The Federal Communications Commission’s latest broadband deployment report concluded that the “digital divide is rapidly closing.” But some voices in that agency are more hesitant.
“If this crisis has revealed anything, it is the hard truth that the digital divide is very real and very big,” FCC Commissioner Jessica Rosenworcel said in a statement released along with the report last month. “It confounds logic that today the FCC decides to release a report that says that broadband is being deployed to all Americans in a reasonable and timely fashion.”
The most recent available data from Pew Research, published in 2019, found that around 27% of Americans don’t have home broadband. That percentage is higher for Americans whose annual income is less than $30,000 (44%), black and Hispanic Americans (34% and 39%, respectively), rural Americans (37%), and those with a high-school education or less (44%).
Pew also reported, from a survey conducted last April, that 22% of parents — 40% in low-income families — whose children were learning remotely say they have to use public wi-fi because they lack a reliable internet connection at home.
Sullivan noted that some companies, like Comcast, and municipal utilities in cities like Holyoke and Westfield have made connectivity available to school children during the pandemic, which has been important.
“But going forward, it needs to be universal, and everyone needs to be able to have access,” he said. “It’s so important for education and for economic-development opportunities in every city and town. If we had that, combined with our quality of life and the cost of living we have here in Western Mass., we could be a place where people choose to live and work from home.”
Proponents of improved internet access in Massachusetts say COVID-19 certainly made the digital divide more evident, but it certainly didn’t cause it.
“I think it exacerbated that problem,” Tantillo said. “The digital divide has now become a chasm. And if we don’t solve it, generations will be left behind.

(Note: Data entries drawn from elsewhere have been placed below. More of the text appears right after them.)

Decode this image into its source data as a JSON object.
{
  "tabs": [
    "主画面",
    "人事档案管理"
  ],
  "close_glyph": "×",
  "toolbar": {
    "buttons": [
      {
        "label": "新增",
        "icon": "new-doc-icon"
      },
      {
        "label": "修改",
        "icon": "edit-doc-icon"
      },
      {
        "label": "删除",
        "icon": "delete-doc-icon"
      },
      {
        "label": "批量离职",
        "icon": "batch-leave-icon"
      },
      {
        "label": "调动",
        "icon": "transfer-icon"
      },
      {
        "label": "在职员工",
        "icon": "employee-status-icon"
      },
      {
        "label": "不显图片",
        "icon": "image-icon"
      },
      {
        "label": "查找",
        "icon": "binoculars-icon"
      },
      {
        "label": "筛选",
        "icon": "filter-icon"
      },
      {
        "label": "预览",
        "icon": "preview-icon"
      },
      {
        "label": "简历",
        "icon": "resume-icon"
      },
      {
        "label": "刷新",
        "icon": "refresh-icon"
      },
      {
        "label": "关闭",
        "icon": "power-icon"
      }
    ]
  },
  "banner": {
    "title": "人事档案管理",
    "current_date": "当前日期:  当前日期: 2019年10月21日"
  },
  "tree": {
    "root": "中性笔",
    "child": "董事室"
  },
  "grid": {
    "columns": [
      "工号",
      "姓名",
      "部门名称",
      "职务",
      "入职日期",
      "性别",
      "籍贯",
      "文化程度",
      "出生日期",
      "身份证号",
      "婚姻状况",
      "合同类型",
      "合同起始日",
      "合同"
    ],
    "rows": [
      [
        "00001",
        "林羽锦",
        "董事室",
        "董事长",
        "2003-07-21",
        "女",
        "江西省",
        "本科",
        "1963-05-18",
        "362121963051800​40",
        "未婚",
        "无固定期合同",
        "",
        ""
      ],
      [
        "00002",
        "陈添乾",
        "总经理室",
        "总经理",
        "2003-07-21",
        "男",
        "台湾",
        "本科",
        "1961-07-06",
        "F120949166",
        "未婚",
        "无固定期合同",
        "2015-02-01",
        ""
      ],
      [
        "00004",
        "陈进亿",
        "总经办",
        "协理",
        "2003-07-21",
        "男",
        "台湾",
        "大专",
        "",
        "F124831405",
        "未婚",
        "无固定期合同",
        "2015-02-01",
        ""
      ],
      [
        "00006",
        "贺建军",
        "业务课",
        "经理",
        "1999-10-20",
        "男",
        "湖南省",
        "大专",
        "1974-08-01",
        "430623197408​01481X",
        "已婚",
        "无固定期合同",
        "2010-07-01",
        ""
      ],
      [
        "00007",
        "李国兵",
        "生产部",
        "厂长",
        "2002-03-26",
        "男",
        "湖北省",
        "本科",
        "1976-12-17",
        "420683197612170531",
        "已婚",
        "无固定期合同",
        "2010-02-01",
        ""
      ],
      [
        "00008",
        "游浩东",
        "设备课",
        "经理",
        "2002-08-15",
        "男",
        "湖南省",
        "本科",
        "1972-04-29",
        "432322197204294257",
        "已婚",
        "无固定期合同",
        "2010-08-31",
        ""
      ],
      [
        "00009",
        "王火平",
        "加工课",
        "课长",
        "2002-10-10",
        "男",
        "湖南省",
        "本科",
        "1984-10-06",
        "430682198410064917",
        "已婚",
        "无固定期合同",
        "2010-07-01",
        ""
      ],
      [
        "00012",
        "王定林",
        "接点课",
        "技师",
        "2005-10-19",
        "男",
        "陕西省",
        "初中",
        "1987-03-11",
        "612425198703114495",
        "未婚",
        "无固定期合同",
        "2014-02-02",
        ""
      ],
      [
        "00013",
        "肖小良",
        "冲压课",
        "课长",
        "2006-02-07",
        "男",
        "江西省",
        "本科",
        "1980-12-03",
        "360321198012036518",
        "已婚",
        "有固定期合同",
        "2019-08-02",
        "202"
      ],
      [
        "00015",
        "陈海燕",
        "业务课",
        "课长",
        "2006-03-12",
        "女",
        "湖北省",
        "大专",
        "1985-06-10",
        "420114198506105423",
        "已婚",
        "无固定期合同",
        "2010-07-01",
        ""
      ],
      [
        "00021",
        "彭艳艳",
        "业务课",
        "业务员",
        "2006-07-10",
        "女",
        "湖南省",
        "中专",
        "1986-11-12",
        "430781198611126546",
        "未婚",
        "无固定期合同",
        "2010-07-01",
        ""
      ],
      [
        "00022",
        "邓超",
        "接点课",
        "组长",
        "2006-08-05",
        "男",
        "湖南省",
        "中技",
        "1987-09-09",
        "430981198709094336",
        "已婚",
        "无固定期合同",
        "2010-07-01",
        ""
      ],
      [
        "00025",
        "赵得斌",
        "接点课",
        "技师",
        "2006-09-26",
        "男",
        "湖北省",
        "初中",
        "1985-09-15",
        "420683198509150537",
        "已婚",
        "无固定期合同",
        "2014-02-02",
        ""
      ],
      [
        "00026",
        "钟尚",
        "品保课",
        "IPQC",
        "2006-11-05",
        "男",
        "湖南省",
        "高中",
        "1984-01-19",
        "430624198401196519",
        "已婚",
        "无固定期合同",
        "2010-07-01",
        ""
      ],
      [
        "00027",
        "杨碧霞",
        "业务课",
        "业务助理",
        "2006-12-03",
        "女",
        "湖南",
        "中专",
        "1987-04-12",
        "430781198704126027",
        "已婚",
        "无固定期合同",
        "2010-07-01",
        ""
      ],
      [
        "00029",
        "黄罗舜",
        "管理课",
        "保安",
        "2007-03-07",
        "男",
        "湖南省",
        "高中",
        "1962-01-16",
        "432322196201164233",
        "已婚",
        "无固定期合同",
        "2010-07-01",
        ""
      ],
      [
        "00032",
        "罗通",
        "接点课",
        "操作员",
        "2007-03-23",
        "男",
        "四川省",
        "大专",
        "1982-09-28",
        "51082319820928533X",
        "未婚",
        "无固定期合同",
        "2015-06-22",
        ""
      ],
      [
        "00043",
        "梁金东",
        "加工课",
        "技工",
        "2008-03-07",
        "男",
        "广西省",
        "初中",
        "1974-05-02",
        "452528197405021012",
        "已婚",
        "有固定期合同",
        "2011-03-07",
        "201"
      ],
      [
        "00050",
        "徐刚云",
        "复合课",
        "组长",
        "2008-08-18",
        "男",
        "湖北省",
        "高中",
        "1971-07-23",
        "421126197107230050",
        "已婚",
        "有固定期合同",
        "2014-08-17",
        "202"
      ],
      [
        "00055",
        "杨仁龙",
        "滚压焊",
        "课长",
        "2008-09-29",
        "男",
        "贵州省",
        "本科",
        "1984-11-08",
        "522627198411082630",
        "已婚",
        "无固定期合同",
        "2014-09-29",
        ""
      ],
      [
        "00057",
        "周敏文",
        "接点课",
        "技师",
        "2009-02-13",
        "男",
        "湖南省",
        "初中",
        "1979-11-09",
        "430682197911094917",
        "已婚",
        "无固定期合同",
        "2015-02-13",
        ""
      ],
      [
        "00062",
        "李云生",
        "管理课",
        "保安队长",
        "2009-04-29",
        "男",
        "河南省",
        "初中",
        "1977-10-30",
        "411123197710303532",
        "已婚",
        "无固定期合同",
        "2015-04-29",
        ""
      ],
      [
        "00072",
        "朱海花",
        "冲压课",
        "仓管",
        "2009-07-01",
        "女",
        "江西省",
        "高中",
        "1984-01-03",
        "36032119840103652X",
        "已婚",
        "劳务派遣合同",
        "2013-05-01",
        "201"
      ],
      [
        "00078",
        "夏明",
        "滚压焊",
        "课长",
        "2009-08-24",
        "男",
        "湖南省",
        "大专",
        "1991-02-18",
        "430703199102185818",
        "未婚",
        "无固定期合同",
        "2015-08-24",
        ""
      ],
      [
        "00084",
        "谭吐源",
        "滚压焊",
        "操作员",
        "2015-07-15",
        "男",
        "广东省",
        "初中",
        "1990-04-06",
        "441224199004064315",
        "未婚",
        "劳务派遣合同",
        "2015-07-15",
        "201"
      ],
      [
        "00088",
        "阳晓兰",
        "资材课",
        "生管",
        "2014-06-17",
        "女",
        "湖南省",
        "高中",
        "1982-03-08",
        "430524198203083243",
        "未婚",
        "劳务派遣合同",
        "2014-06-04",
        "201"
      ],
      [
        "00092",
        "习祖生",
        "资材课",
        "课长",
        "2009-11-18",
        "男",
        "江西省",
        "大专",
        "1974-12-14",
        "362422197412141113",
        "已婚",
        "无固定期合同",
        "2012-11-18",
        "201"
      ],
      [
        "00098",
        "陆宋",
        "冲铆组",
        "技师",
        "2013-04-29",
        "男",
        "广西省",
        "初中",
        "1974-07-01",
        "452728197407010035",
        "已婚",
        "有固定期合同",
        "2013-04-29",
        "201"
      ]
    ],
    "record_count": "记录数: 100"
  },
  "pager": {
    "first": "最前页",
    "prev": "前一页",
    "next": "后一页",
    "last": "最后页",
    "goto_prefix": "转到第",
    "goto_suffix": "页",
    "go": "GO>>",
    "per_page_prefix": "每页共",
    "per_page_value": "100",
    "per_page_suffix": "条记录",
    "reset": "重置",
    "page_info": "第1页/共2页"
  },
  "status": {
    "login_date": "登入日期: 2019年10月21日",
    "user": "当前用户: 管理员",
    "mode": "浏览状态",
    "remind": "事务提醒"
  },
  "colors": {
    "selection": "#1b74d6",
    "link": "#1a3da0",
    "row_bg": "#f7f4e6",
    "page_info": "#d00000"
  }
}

I think people are more aware of that, so people are more invested in solving it.”
That awareness is critical, she said, in generating the kind of momentum that will move decision makers.
“It’s the plumbing of the 21st century, and the pandemic showed this,” Lesser said. “Vital services like education and, increasingly, healthcare, with the rise of telehealth, are critical services delivered to people through the internet. We’ve operated through a prism of treating this like DirecTV or cable television, like entertainment, an extra in your house. And that’s just not the case anymore.”
For many Americans, Tantillo added, connectivity is something to be taken for granted, but more people are realizing that’s just not the case.
“If I’m sitting there with my laptop, I’m not thinking about the 50,000 residents in Springfield without connectivity — I’m thinking about my own needs. But this is being exposed on a broader level.”
She understands — and has expressed — the negative impact of not being connected, but prefers to couch the issue in a more hopeful, visionary way.
“We know what the ramifications are if we don’t fix the problem of the digital divide,” Tantillo said. “But here’s the amazing thing: we don’t know all the opportunities and how we can transform communities when we fix this and provide digital equity for everyone.”
Salomon-Fernández certainly hopes that happens.
“I think the pandemic has laid bare a lot of the fissures, the inaccessibility and inequity in our democracy, and also the ability of different folks in different regions to reach the same levels of economic prosperity,” she said. “While many people may not have been concerned about them pre-pandemic, it’s obvious now that the cracks are wide open. Hopefully it’s an opportunity for us.”
Joseph Bednar can be reached at [email protected]